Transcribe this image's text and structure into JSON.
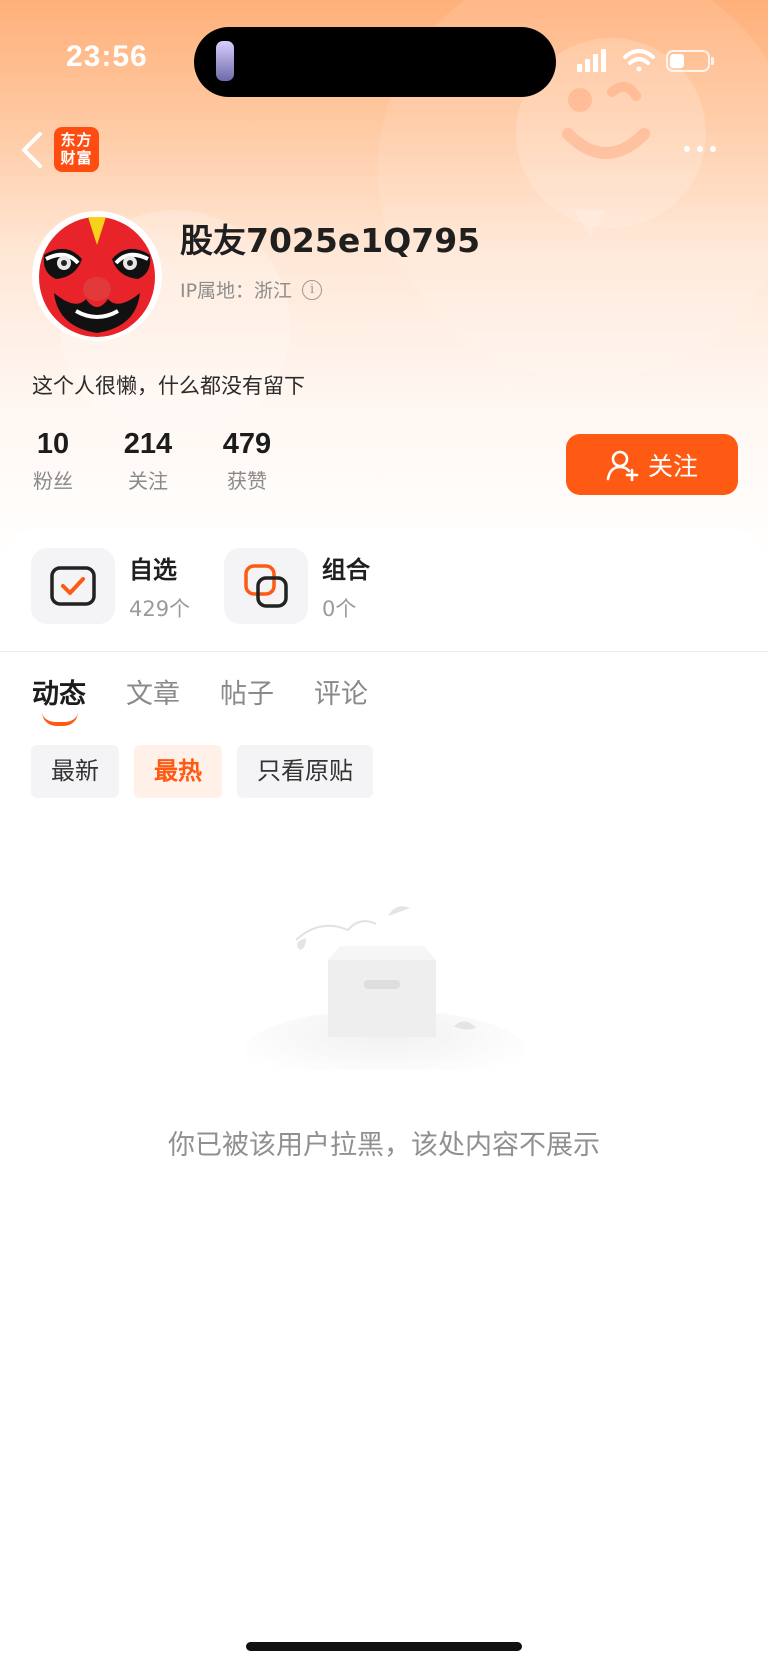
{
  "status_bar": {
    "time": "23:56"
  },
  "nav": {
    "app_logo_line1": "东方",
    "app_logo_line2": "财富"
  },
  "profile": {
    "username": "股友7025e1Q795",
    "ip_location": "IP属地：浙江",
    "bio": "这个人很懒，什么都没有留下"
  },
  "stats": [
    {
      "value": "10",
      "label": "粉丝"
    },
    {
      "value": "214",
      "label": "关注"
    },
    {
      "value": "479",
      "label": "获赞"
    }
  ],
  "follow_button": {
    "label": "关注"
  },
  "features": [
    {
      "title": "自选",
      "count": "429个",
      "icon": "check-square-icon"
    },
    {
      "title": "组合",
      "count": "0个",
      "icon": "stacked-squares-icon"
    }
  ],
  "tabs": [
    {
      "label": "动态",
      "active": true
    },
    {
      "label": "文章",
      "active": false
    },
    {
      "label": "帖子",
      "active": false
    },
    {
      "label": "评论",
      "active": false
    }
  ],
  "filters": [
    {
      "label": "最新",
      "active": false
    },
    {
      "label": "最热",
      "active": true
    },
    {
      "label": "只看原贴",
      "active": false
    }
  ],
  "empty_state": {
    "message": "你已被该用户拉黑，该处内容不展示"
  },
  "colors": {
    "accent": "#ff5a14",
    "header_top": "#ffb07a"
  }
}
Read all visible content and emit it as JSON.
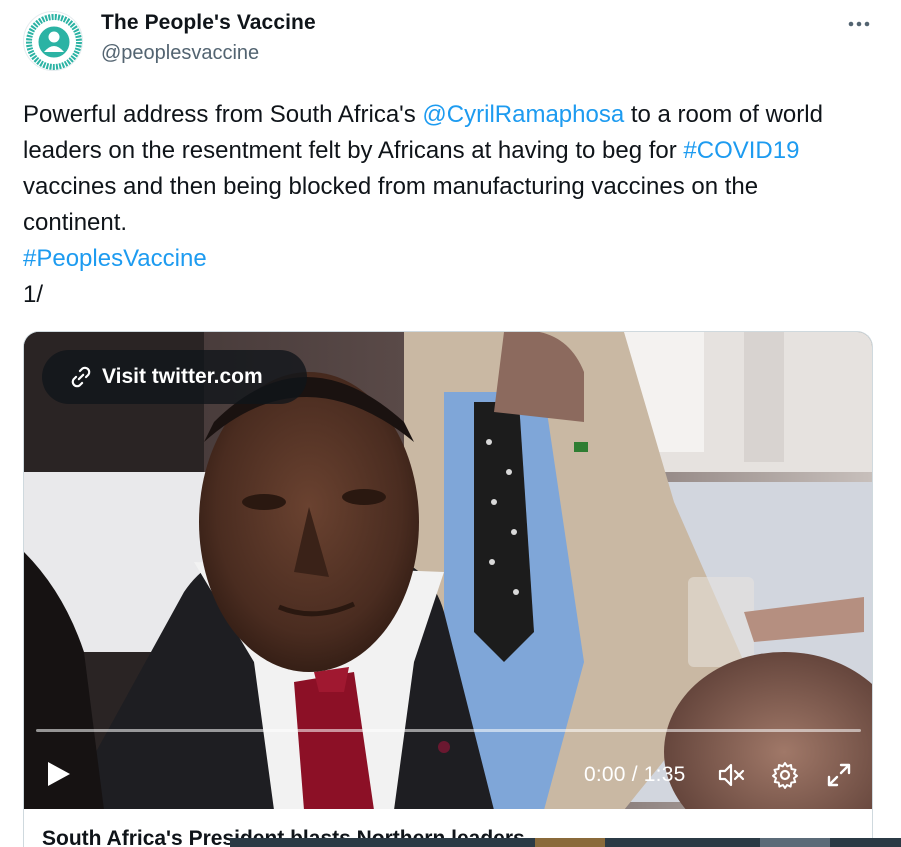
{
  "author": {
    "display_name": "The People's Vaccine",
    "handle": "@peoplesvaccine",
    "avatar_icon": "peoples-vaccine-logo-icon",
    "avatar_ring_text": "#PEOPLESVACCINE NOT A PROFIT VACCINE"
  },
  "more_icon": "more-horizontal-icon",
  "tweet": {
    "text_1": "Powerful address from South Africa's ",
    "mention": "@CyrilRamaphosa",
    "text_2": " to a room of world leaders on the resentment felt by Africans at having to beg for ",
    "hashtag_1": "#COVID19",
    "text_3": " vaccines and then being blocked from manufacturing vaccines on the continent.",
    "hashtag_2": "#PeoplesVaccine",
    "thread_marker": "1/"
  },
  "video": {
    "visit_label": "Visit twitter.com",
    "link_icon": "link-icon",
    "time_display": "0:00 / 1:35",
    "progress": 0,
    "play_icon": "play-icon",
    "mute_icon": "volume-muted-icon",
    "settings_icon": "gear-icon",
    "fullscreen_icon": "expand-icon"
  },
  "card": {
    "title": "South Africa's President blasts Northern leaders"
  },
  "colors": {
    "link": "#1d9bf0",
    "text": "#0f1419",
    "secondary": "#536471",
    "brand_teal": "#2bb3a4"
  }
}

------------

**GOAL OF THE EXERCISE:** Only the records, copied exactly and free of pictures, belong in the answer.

**ANSWER AREA:**
Transcribe this image's text and structure into JSON.
{
  "status_bar": {
    "time": "23:56"
  },
  "nav": {
    "app_logo_line1": "东方",
    "app_logo_line2": "财富"
  },
  "profile": {
    "username": "股友7025e1Q795",
    "ip_location": "IP属地：浙江",
    "bio": "这个人很懒，什么都没有留下"
  },
  "stats": [
    {
      "value": "10",
      "label": "粉丝"
    },
    {
      "value": "214",
      "label": "关注"
    },
    {
      "value": "479",
      "label": "获赞"
    }
  ],
  "follow_button": {
    "label": "关注"
  },
  "features": [
    {
      "title": "自选",
      "count": "429个",
      "icon": "check-square-icon"
    },
    {
      "title": "组合",
      "count": "0个",
      "icon": "stacked-squares-icon"
    }
  ],
  "tabs": [
    {
      "label": "动态",
      "active": true
    },
    {
      "label": "文章",
      "active": false
    },
    {
      "label": "帖子",
      "active": false
    },
    {
      "label": "评论",
      "active": false
    }
  ],
  "filters": [
    {
      "label": "最新",
      "active": false
    },
    {
      "label": "最热",
      "active": true
    },
    {
      "label": "只看原贴",
      "active": false
    }
  ],
  "empty_state": {
    "message": "你已被该用户拉黑，该处内容不展示"
  },
  "colors": {
    "accent": "#ff5a14",
    "header_top": "#ffb07a"
  }
}
Read all visible content and emit it as JSON.
{
  "author": {
    "display_name": "The People's Vaccine",
    "handle": "@peoplesvaccine",
    "avatar_icon": "peoples-vaccine-logo-icon",
    "avatar_ring_text": "#PEOPLESVACCINE NOT A PROFIT VACCINE"
  },
  "more_icon": "more-horizontal-icon",
  "tweet": {
    "text_1": "Powerful address from South Africa's ",
    "mention": "@CyrilRamaphosa",
    "text_2": " to a room of world leaders on the resentment felt by Africans at having to beg for ",
    "hashtag_1": "#COVID19",
    "text_3": " vaccines and then being blocked from manufacturing vaccines on the continent.",
    "hashtag_2": "#PeoplesVaccine",
    "thread_marker": "1/"
  },
  "video": {
    "visit_label": "Visit twitter.com",
    "link_icon": "link-icon",
    "time_display": "0:00 / 1:35",
    "progress": 0,
    "play_icon": "play-icon",
    "mute_icon": "volume-muted-icon",
    "settings_icon": "gear-icon",
    "fullscreen_icon": "expand-icon"
  },
  "card": {
    "title": "South Africa's President blasts Northern leaders"
  },
  "colors": {
    "link": "#1d9bf0",
    "text": "#0f1419",
    "secondary": "#536471",
    "brand_teal": "#2bb3a4"
  }
}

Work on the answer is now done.